Albright has authored a book, Read My Pins, about using pins and jewelry as diplomatic tools.

At the Dartmouth event, she wore a circular gold pin that she called “America. It has an eagle in the middle with four little pearls, symbolizing justice, equality, prosperity and security. It was given to me by Gen. John Shalikashvili, former chairman of the Joint Chiefs of Staff.”

Albright said that there are other diplomatic problems on which Russia and United States may be able to find some accommodation.

“For example, it is in Russia’s interest that Iran not develop nuclear weapons,” she said. “In Syria, they don’t want chemical weapons from that country going to Russia. There are other areas — climate change, the Arctic, terrorism.”

On Syria, Albright said that the situation clearly calls for more concerted action by the United States and the international community to provide more humanitarian assistance — food and medicine — for innocent victims of the war. She said there is “no question that this is an R2P situation.” This is an acronym for “Responsibility to Protect,” an international norm endorsed by the United Nations stating that states have an obligation to protect their citizens from atrocities.

“The real problem is which nation will take the lead on this,” she continued. “Our nation is going to be asked what we did to help in Syria, and I don’t want us to be in same position of (the late British Prime Minister) Neville Chamberlin, who said ‘Why do we care about people in a distant land with unpronounceable names.’ ”

The reference was to his statement about why he signed the Munich Agreement in 1938 in which a German speaking region of Czechoslovakia was ceded to Hitler’s Germany. Albright was born in Czechoslovakia; her father was a diplomat. The family moved to the United States in 1948.

Her daughter Anne Albright, one of three, is a Dartmouth alumna, class of 1983, who, her mother announced proudly, “played goalie on the hockey team.”

Asked about work-balance issues for women, Albright acknowledged the difficulty but said there is need for more women in the foreign service and in government.

“Every woman’s middle name is guilt,” she said. “There is no one formula for every woman.

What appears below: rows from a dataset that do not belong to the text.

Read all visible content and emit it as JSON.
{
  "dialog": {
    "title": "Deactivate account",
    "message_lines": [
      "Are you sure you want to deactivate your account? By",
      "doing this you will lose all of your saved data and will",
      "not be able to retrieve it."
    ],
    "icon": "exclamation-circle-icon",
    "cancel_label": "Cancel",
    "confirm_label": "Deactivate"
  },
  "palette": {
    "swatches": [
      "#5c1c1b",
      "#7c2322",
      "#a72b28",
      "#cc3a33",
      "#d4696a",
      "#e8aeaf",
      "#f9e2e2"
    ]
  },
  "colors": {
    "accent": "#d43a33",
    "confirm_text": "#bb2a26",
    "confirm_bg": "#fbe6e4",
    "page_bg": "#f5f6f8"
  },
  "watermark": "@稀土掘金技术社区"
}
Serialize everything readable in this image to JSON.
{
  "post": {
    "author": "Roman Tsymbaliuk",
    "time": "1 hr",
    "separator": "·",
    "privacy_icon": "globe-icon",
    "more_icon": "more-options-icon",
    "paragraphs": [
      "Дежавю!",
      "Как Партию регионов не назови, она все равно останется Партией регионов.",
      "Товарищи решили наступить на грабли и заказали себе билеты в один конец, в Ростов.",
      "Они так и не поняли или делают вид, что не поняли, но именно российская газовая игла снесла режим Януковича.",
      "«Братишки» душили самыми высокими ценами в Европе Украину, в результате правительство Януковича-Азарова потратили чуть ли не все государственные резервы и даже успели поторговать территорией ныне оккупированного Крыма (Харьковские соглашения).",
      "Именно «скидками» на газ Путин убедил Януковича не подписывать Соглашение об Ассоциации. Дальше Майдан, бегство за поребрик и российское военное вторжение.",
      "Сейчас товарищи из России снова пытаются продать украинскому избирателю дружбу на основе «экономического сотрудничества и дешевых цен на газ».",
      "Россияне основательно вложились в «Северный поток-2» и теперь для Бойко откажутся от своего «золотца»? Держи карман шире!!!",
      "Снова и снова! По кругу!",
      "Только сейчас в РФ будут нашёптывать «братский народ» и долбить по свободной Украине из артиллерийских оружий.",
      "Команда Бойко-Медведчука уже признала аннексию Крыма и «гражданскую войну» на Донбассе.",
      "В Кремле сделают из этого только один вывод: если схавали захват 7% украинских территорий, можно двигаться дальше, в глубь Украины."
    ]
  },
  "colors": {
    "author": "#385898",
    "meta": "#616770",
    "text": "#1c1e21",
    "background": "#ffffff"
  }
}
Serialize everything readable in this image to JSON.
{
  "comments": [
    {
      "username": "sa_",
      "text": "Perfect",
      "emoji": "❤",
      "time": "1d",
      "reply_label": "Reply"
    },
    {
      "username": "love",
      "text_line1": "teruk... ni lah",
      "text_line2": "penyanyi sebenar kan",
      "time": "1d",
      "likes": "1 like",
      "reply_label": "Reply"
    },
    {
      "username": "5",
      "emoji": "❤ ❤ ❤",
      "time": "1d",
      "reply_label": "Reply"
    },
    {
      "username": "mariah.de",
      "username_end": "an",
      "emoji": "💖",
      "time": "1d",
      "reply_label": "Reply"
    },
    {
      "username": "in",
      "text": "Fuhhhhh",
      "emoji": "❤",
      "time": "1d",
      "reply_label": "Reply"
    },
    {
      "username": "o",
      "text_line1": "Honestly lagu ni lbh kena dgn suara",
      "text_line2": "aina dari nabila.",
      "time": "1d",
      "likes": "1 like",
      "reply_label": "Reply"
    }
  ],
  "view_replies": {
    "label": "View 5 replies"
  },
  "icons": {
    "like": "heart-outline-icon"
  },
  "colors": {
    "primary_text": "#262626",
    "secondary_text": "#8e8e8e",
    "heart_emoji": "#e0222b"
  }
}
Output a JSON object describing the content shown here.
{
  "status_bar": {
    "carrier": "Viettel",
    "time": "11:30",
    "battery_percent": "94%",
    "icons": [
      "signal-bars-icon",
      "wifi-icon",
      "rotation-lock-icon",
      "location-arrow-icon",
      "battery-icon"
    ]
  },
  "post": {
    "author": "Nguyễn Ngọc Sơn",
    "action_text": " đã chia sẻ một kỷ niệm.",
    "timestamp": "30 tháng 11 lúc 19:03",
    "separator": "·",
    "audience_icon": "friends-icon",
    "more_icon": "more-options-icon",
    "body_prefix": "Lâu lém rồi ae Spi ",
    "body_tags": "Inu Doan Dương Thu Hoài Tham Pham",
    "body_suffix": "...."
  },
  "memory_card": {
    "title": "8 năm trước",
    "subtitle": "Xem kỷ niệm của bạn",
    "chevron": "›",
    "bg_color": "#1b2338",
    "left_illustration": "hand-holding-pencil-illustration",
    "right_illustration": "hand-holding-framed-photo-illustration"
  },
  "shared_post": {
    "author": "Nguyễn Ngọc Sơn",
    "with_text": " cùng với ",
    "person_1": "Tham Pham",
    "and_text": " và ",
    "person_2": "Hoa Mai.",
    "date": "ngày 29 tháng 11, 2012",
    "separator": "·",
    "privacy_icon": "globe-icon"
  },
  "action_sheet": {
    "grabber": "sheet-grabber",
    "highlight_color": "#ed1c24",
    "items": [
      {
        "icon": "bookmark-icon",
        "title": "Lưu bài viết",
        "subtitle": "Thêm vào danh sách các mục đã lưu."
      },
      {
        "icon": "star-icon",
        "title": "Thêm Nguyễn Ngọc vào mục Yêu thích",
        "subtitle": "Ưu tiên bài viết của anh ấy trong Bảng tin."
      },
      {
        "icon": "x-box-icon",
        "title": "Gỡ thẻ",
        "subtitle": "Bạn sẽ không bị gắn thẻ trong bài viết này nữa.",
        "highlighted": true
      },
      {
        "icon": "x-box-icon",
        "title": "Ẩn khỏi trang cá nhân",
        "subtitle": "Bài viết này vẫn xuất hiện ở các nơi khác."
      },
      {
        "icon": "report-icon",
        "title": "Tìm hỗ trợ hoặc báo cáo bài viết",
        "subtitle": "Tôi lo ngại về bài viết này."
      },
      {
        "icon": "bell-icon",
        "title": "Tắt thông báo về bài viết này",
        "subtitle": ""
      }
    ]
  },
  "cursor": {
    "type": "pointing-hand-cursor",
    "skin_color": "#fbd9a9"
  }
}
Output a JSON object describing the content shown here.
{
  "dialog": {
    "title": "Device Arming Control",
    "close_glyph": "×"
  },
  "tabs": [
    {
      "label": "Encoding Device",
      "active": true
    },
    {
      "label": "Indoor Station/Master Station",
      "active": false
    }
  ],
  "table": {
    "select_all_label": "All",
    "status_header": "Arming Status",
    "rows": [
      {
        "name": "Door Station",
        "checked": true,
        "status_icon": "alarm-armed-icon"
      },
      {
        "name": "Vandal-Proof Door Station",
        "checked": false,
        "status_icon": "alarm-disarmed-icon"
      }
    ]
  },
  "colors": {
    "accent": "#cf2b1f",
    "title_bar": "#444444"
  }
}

Fortunately, I have three daughters and grandchildren to help.”

Albright said the “art of diplomatic kissing,” is important to learn for a woman.

“You have the Latins on the right, the French twice, and then Arafat,” she explained. “In South Korea, a journalist told me that the foreign minister, who was about my age, said he enjoyed kissing me because he said I had very firm breasts.”